Dataset rows describing interfaces:
■ ■ ■

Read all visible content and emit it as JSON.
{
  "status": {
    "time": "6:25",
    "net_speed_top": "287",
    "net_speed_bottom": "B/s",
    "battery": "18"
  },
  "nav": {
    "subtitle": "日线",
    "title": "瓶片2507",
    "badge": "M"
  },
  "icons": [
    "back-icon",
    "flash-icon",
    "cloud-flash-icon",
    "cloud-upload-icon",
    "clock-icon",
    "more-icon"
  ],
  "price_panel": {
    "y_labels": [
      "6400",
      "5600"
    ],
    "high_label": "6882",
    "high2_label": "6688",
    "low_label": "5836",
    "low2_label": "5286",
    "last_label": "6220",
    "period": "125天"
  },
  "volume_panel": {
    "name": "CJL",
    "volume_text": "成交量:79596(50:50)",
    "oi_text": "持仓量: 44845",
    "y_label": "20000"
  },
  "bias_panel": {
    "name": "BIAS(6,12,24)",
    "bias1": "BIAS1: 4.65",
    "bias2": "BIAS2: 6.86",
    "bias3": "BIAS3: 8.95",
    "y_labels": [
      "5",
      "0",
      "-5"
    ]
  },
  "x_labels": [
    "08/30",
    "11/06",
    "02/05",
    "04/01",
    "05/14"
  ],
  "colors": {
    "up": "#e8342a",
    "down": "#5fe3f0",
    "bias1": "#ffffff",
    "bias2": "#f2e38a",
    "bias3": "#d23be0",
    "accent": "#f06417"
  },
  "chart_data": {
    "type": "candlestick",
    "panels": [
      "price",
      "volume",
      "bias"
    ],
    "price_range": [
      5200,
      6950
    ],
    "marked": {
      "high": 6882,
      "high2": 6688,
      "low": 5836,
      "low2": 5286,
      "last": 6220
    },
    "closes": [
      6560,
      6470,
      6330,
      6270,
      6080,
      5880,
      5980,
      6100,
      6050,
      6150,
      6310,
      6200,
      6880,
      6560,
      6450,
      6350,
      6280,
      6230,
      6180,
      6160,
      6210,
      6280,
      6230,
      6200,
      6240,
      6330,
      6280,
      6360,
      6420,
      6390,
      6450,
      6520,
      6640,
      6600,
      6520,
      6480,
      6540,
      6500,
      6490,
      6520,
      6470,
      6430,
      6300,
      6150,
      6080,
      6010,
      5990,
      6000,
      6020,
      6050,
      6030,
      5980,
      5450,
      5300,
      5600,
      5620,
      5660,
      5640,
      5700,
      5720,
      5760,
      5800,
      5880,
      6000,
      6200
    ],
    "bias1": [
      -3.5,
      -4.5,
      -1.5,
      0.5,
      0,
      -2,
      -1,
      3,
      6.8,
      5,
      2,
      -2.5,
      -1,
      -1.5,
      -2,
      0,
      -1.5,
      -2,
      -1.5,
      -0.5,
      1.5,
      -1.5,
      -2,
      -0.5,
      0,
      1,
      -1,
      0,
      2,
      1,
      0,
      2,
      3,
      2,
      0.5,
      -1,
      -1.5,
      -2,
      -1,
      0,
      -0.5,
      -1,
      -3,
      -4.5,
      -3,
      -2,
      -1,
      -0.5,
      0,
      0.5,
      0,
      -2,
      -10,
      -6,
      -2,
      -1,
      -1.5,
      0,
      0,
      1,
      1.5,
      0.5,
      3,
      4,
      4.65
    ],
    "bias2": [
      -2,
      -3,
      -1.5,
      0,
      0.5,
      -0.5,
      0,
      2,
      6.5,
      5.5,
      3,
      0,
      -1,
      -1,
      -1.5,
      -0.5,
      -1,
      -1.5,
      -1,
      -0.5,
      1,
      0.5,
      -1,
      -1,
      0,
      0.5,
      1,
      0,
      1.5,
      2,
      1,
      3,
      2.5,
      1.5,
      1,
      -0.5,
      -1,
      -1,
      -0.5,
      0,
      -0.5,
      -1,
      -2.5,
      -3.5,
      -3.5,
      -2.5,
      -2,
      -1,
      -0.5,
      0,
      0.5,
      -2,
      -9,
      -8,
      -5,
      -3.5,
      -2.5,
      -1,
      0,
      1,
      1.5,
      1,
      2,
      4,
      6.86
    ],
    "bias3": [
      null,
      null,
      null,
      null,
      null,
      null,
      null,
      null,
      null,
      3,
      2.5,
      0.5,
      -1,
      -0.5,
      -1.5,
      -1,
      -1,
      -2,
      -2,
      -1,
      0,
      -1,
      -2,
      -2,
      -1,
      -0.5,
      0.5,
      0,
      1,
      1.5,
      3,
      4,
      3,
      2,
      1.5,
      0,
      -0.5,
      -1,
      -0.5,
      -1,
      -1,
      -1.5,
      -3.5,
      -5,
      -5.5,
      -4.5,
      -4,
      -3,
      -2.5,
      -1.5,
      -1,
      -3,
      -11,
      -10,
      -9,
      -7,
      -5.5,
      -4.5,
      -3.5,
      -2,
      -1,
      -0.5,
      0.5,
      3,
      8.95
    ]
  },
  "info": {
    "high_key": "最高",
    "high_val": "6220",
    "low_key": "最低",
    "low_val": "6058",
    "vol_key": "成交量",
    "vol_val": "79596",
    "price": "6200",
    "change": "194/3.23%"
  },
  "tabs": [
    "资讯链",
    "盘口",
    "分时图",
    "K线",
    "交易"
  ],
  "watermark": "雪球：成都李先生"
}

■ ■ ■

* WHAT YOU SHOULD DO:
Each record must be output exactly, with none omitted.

* RESULT OF THE EXERCISE:
Read all visible content and emit it as JSON.
{
  "status": {
    "time": "6:25",
    "net_speed_top": "287",
    "net_speed_bottom": "B/s",
    "battery": "18"
  },
  "nav": {
    "subtitle": "日线",
    "title": "瓶片2507",
    "badge": "M"
  },
  "icons": [
    "back-icon",
    "flash-icon",
    "cloud-flash-icon",
    "cloud-upload-icon",
    "clock-icon",
    "more-icon"
  ],
  "price_panel": {
    "y_labels": [
      "6400",
      "5600"
    ],
    "high_label": "6882",
    "high2_label": "6688",
    "low_label": "5836",
    "low2_label": "5286",
    "last_label": "6220",
    "period": "125天"
  },
  "volume_panel": {
    "name": "CJL",
    "volume_text": "成交量:79596(50:50)",
    "oi_text": "持仓量: 44845",
    "y_label": "20000"
  },
  "bias_panel": {
    "name": "BIAS(6,12,24)",
    "bias1": "BIAS1: 4.65",
    "bias2": "BIAS2: 6.86",
    "bias3": "BIAS3: 8.95",
    "y_labels": [
      "5",
      "0",
      "-5"
    ]
  },
  "x_labels": [
    "08/30",
    "11/06",
    "02/05",
    "04/01",
    "05/14"
  ],
  "colors": {
    "up": "#e8342a",
    "down": "#5fe3f0",
    "bias1": "#ffffff",
    "bias2": "#f2e38a",
    "bias3": "#d23be0",
    "accent": "#f06417"
  },
  "chart_data": {
    "type": "candlestick",
    "panels": [
      "price",
      "volume",
      "bias"
    ],
    "price_range": [
      5200,
      6950
    ],
    "marked": {
      "high": 6882,
      "high2": 6688,
      "low": 5836,
      "low2": 5286,
      "last": 6220
    },
    "closes": [
      6560,
      6470,
      6330,
      6270,
      6080,
      5880,
      5980,
      6100,
      6050,
      6150,
      6310,
      6200,
      6880,
      6560,
      6450,
      6350,
      6280,
      6230,
      6180,
      6160,
      6210,
      6280,
      6230,
      6200,
      6240,
      6330,
      6280,
      6360,
      6420,
      6390,
      6450,
      6520,
      6640,
      6600,
      6520,
      6480,
      6540,
      6500,
      6490,
      6520,
      6470,
      6430,
      6300,
      6150,
      6080,
      6010,
      5990,
      6000,
      6020,
      6050,
      6030,
      5980,
      5450,
      5300,
      5600,
      5620,
      5660,
      5640,
      5700,
      5720,
      5760,
      5800,
      5880,
      6000,
      6200
    ],
    "bias1": [
      -3.5,
      -4.5,
      -1.5,
      0.5,
      0,
      -2,
      -1,
      3,
      6.8,
      5,
      2,
      -2.5,
      -1,
      -1.5,
      -2,
      0,
      -1.5,
      -2,
      -1.5,
      -0.5,
      1.5,
      -1.5,
      -2,
      -0.5,
      0,
      1,
      -1,
      0,
      2,
      1,
      0,
      2,
      3,
      2,
      0.5,
      -1,
      -1.5,
      -2,
      -1,
      0,
      -0.5,
      -1,
      -3,
      -4.5,
      -3,
      -2,
      -1,
      -0.5,
      0,
      0.5,
      0,
      -2,
      -10,
      -6,
      -2,
      -1,
      -1.5,
      0,
      0,
      1,
      1.5,
      0.5,
      3,
      4,
      4.65
    ],
    "bias2": [
      -2,
      -3,
      -1.5,
      0,
      0.5,
      -0.5,
      0,
      2,
      6.5,
      5.5,
      3,
      0,
      -1,
      -1,
      -1.5,
      -0.5,
      -1,
      -1.5,
      -1,
      -0.5,
      1,
      0.5,
      -1,
      -1,
      0,
      0.5,
      1,
      0,
      1.5,
      2,
      1,
      3,
      2.5,
      1.5,
      1,
      -0.5,
      -1,
      -1,
      -0.5,
      0,
      -0.5,
      -1,
      -2.5,
      -3.5,
      -3.5,
      -2.5,
      -2,
      -1,
      -0.5,
      0,
      0.5,
      -2,
      -9,
      -8,
      -5,
      -3.5,
      -2.5,
      -1,
      0,
      1,
      1.5,
      1,
      2,
      4,
      6.86
    ],
    "bias3": [
      null,
      null,
      null,
      null,
      null,
      null,
      null,
      null,
      null,
      3,
      2.5,
      0.5,
      -1,
      -0.5,
      -1.5,
      -1,
      -1,
      -2,
      -2,
      -1,
      0,
      -1,
      -2,
      -2,
      -1,
      -0.5,
      0.5,
      0,
      1,
      1.5,
      3,
      4,
      3,
      2,
      1.5,
      0,
      -0.5,
      -1,
      -0.5,
      -1,
      -1,
      -1.5,
      -3.5,
      -5,
      -5.5,
      -4.5,
      -4,
      -3,
      -2.5,
      -1.5,
      -1,
      -3,
      -11,
      -10,
      -9,
      -7,
      -5.5,
      -4.5,
      -3.5,
      -2,
      -1,
      -0.5,
      0.5,
      3,
      8.95
    ]
  },
  "info": {
    "high_key": "最高",
    "high_val": "6220",
    "low_key": "最低",
    "low_val": "6058",
    "vol_key": "成交量",
    "vol_val": "79596",
    "price": "6200",
    "change": "194/3.23%"
  },
  "tabs": [
    "资讯链",
    "盘口",
    "分时图",
    "K线",
    "交易"
  ],
  "watermark": "雪球：成都李先生"
}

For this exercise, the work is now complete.